I find it both personally and professionally gratifying to contribute to a person’s success story, even in a small way. I have witnessed as many types of success as there are students, and I love seeing their satisfaction and pride when they accomplish what they set out to do. I’m excited to be part of the network of support that helps students live their dreams.

What inspires you to work in the field of Adventist education?

I’m biased, but I believe Adventist education is the most important and impactful ministry of the SDA Church. In her book Education, Ellen White wrote, “Love, the basis of creation and of redemption, is the basis of true education.” (16) I’m inspired by the Gospel of Grace and feel privileged to participate in a global learning community that values the importance of “true education.” Ideally, Adventist education fosters whole person development within the framework of redemptionthe restoration of humanity to what God created us to be: in a love relationship with Him that motivates us to share His love with others. That relationship informs every aspect of the life we choose to leadvalues, relationships, beliefs, career because of the way God calls us to live: to do justly, love mercy, and walk humbly with God. Adventist education at its best helps prepare students for this life of discipleship.
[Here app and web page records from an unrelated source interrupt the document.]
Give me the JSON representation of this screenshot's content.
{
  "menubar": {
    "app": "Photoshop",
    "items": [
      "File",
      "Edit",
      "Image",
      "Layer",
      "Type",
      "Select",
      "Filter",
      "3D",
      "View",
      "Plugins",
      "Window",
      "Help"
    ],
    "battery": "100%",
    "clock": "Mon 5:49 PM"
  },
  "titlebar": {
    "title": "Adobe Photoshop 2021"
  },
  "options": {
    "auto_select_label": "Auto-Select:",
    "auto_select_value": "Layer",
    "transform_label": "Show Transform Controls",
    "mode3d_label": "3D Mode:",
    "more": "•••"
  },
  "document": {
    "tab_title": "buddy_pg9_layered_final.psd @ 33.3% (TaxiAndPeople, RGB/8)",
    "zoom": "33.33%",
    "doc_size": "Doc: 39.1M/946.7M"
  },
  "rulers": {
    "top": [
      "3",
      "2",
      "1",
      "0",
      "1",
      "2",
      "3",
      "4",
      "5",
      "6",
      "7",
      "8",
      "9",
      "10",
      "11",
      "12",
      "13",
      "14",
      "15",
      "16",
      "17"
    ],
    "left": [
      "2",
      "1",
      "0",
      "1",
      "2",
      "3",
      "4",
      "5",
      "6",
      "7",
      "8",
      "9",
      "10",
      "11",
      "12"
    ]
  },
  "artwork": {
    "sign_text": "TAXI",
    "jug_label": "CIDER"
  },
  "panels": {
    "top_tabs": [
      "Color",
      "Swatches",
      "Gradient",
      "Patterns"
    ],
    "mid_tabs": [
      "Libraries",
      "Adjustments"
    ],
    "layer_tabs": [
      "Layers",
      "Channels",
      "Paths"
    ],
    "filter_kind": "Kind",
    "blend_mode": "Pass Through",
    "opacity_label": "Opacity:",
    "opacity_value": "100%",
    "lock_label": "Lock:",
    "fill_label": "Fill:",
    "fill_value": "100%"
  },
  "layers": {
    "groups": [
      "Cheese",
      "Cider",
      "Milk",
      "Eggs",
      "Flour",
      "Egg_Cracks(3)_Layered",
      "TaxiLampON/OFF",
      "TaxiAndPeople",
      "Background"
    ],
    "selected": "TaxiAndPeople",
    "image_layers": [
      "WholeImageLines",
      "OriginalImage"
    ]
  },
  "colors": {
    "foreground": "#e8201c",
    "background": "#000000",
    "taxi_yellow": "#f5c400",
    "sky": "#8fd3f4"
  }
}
What was the last book you read?

I often have a few books going at the same time, but recently finished The Coddling of the American Mind by Greg Lukianoff and Jonathan Haidt, and End-Time Events and The Last Generation by George R. Knight. Both of them have ideas I’m still pondering.

What book would you recommend to a college student? It can be educational or just a good read.

The teacher in me wants to recommend something edifying, but for an escapist brain break, I like fiction that ranges from David Baldacci’s thrillers to Jodi Picoult’s novels exploring contemporary ethical issues. Perhaps the compromise is biographies and memoirs because I’ve usually gleaned something valuable from the life experiences of others, whether or not they are people I admire.   

What was your favorite class in college?

College was more than a few years ago for me, so I primarily remember favorite professors even though I wouldn’t count some of their classes among my favorites. Religion and Society from Charles Teel (a PUC alum!) made a lasting impression on me in terms of my understanding of what Christians are called to be and do in the world.

What’s something people may be surprised to learn about you?

I’m a procrastinator by nature, but I’ve learned the necessary disciplines of effective time management and organization. I used to tell my students those were among the most valuable life skills they could learn and I was living proof it is possible.

What are some of your hobbies?

I appreciate hobbies that involve creativity of some kind, like music, theatre, baking, and fiber crafts. It’s a bonus if they can be combined in some way. I also occasionally binge-watch Netflix.

If you’re interested in transferring to PUC, Kharolynn is ready to assist you! Call (800) 862-7080, option 2 or email admissions@puc.edu to get connected with her now, or to learn more about the transfer admissions process.